If you thought that cricket was the only sport the Britishers gave India, hold on. Being one of the oldest sports known to mankind, boxing made entry to India only with the British Army in 1884. Records show that a certain George Smith, professional boxer from England, along with two amateur boxers took part in what was supposed to be the first boxing bout organized in India in Calcutta in February 1884.
But then it took another 20 years before another boxing event could come to India. This time a World Lightweight Champion by the name of Jack McAuliffe met his British challenger Tiger Smith. The bout had prize money of Rs. 11,000 then, an amount which most of our boxers don't even earn today, it became a big, big hit. Boxing since then was picked up well in cities like Bangalore, Madras (Chennai), Lahore (Pakistan) and Jabalpur.
But the turning point and the real Indian connection to boxing came when PL Roy 'The Father of Indian Boxing' started making the headlines. Just before the World War I, back in England, Roy won titles in University and Royal Air Force competitions. Roy, a legend in the lifetime of Indian boxing, did his MA from Cambridge University before coming back to the country and develop the sport.
In 1928, Roy's initiative saw first inter-railway boxing competition being organized. Based in Kolkata, Roy encouraged youngsters to take up the sport and trained them at the Netaji Subhas Institute and School of Physical Culture in Kolkata. In fact, Indian Railways immortalized the legend after three decades of his death recently by unveiling a life size statue of his and giving his name to an indoor stadium in Sealdah, Kolkata.
In between Roy's contribution, the Indian Amateur Boxing Federation (IABF) saw the light of the day on February 25, 1949. Incidentally, the first office of the IABF was established at 62, Majestic Hotel in Bombay and even the first ever National Championships were organized at the picturesque Brabourne Stadium in March 1950. Since then, Indian boxing has gradually progressed which could be measured with medals and titles.

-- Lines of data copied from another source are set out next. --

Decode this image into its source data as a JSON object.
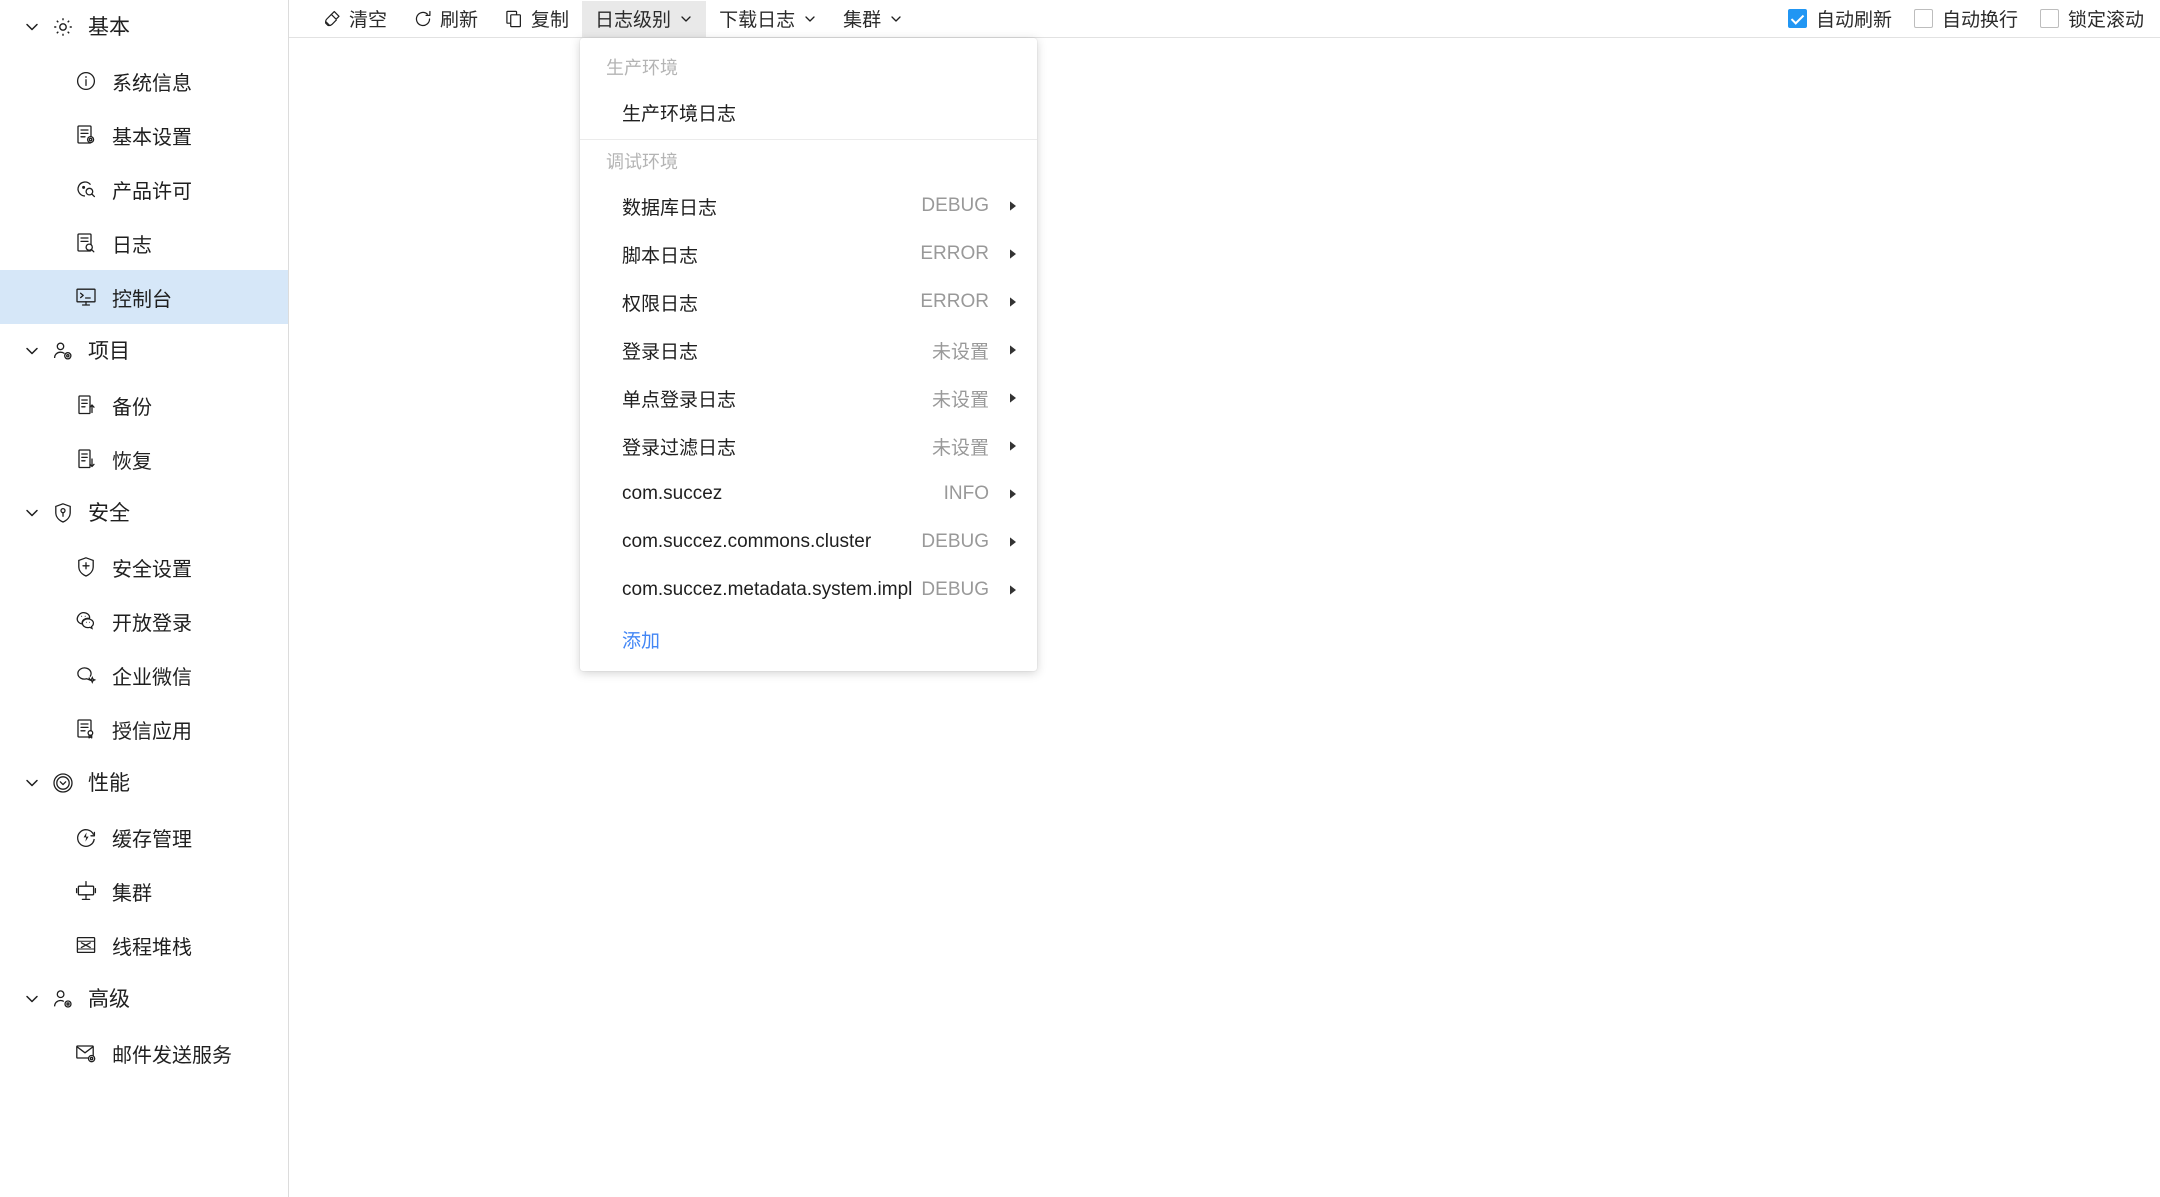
{
  "sidebar": {
    "groups": [
      {
        "label": "基本",
        "icon": "gear-icon",
        "expanded": true,
        "items": [
          {
            "label": "系统信息",
            "icon": "info-circle-icon",
            "selected": false
          },
          {
            "label": "基本设置",
            "icon": "doc-gear-icon",
            "selected": false
          },
          {
            "label": "产品许可",
            "icon": "license-key-icon",
            "selected": false
          },
          {
            "label": "日志",
            "icon": "doc-search-icon",
            "selected": false
          },
          {
            "label": "控制台",
            "icon": "console-monitor-icon",
            "selected": true
          }
        ]
      },
      {
        "label": "项目",
        "icon": "user-gear-icon",
        "expanded": true,
        "items": [
          {
            "label": "备份",
            "icon": "doc-up-arrow-icon",
            "selected": false
          },
          {
            "label": "恢复",
            "icon": "doc-down-arrow-icon",
            "selected": false
          }
        ]
      },
      {
        "label": "安全",
        "icon": "shield-key-icon",
        "expanded": true,
        "items": [
          {
            "label": "安全设置",
            "icon": "shield-plus-icon",
            "selected": false
          },
          {
            "label": "开放登录",
            "icon": "wechat-icon",
            "selected": false
          },
          {
            "label": "企业微信",
            "icon": "chat-sparkle-icon",
            "selected": false
          },
          {
            "label": "授信应用",
            "icon": "doc-badge-icon",
            "selected": false
          }
        ]
      },
      {
        "label": "性能",
        "icon": "performance-circle-icon",
        "expanded": true,
        "items": [
          {
            "label": "缓存管理",
            "icon": "flash-circle-icon",
            "selected": false
          },
          {
            "label": "集群",
            "icon": "cluster-icon",
            "selected": false
          },
          {
            "label": "线程堆栈",
            "icon": "thread-stack-icon",
            "selected": false
          }
        ]
      },
      {
        "label": "高级",
        "icon": "person-gear-icon",
        "expanded": true,
        "items": [
          {
            "label": "邮件发送服务",
            "icon": "mail-gear-icon",
            "selected": false
          }
        ]
      }
    ]
  },
  "toolbar": {
    "buttons": [
      {
        "label": "清空",
        "icon": "broom-icon",
        "has_caret": false,
        "active": false
      },
      {
        "label": "刷新",
        "icon": "refresh-icon",
        "has_caret": false,
        "active": false
      },
      {
        "label": "复制",
        "icon": "copy-icon",
        "has_caret": false,
        "active": false
      },
      {
        "label": "日志级别",
        "icon": "",
        "has_caret": true,
        "active": true
      },
      {
        "label": "下载日志",
        "icon": "",
        "has_caret": true,
        "active": false
      },
      {
        "label": "集群",
        "icon": "",
        "has_caret": true,
        "active": false
      }
    ],
    "checkboxes": [
      {
        "label": "自动刷新",
        "checked": true
      },
      {
        "label": "自动换行",
        "checked": false
      },
      {
        "label": "锁定滚动",
        "checked": false
      }
    ]
  },
  "dropdown": {
    "sections": [
      {
        "title": "生产环境",
        "items": [
          {
            "name": "生产环境日志",
            "level": "",
            "arrow": false
          }
        ]
      },
      {
        "title": "调试环境",
        "items": [
          {
            "name": "数据库日志",
            "level": "DEBUG",
            "arrow": true
          },
          {
            "name": "脚本日志",
            "level": "ERROR",
            "arrow": true
          },
          {
            "name": "权限日志",
            "level": "ERROR",
            "arrow": true
          },
          {
            "name": "登录日志",
            "level": "未设置",
            "arrow": true
          },
          {
            "name": "单点登录日志",
            "level": "未设置",
            "arrow": true
          },
          {
            "name": "登录过滤日志",
            "level": "未设置",
            "arrow": true
          },
          {
            "name": "com.succez",
            "level": "INFO",
            "arrow": true
          },
          {
            "name": "com.succez.commons.cluster",
            "level": "DEBUG",
            "arrow": true
          },
          {
            "name": "com.succez.metadata.system.impl",
            "level": "DEBUG",
            "arrow": true
          }
        ]
      }
    ],
    "add_label": "添加"
  },
  "colors": {
    "accent": "#2196f3",
    "link": "#4286f5",
    "selected_bg": "#d6e7f8",
    "muted": "#999999",
    "section_label": "#b4b4b4"
  }
}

The history of Indian boxing is surely not restricted to a handful. Generations of boxers from the country did their bit to bring Indian boxing where it is today. Given below are some boxers who became household names in their respective eras.
Leslie Buddy D'Souza (light middleweight): Won national title nine times in a row (From 1957-1965), Bronze in 1962 Asian Games
Padam Bahadur Mal (lightweight): First Indian to win a gold at Asian Games in 1962 and was also adjudged the Best Boxer of the Games
Hawa Singh (heavyweight): He is the only Indian boxer to win back to back gold medals in the Asian Games when accomplished the feat winning golds at 1966 and 1970 Asiads
Gurcharan Singh (light heavyweight): Bronze at 1998 Asian Games. Gold at 1996 Mayor's Cup, Manila. Was unlucky to have missed out on being India first boxing medallist at Olympics when he lost his bout on countback in quarterfinals of 2000 Sydney Games.
Kaur Singh (heavyweight): 1982 Asian Games gold medallist
M Xavier (featherweight): Didn't win any medal but his claim to fame was the knockout he delivered to the then World No. 1 Ravsal Otgonbayer of Mongolia in the opening bout of at the 1982 New Delhi Asiad. Referee stopped the bout because Xavier floored his opponent thrice in the first round.
Dingko Singh (bantamweight): 1998 Asian Games gold medallist
Balbir Singh (light flyweight): World sub-junior champion in 2002
Mohammad Ali Qamar (light flywieght): First Indian to win a gold at Commonwealth Games in 2002. Gold in 2003 Commonwealth Championships
MC Mary Kom (46kg): Women's world champion 2005, 06, 07, 08, 09, 10
Akhil Kumar (bantamweight): Gold in 2005 Commonwealth Championships, gold in 2006 SAF Games, gold in 2006 Commonwealth Games, quarterfinals at 2008 Beijing Olympics
Thokchom Nanao Singh (light flyweight): First gold medallist at the World Youth Boxing Championships in 2008, gold at 2008 World Youth Commonwealth Games, silver at 2009 Asian Championships
Vijender Singh (middleweight): Bronze in 2006 Asian Games, Silver in 2006 Commonwealth Games, Bronze in 2008 Beijing Olympics, Bronze in 2009 World Championships
Suranjoy Singh (flyweight): took first gold in 15 years at the 2009 Asian Boxing Championships, bronze in 2004 World Juniors
Vikas Krishan (lightweight): World youth boxing champion in 2010, bronze at 2011 World Championships in Baku
Shiva Thapa (flyweight): Silver at Youth World Championship in 2010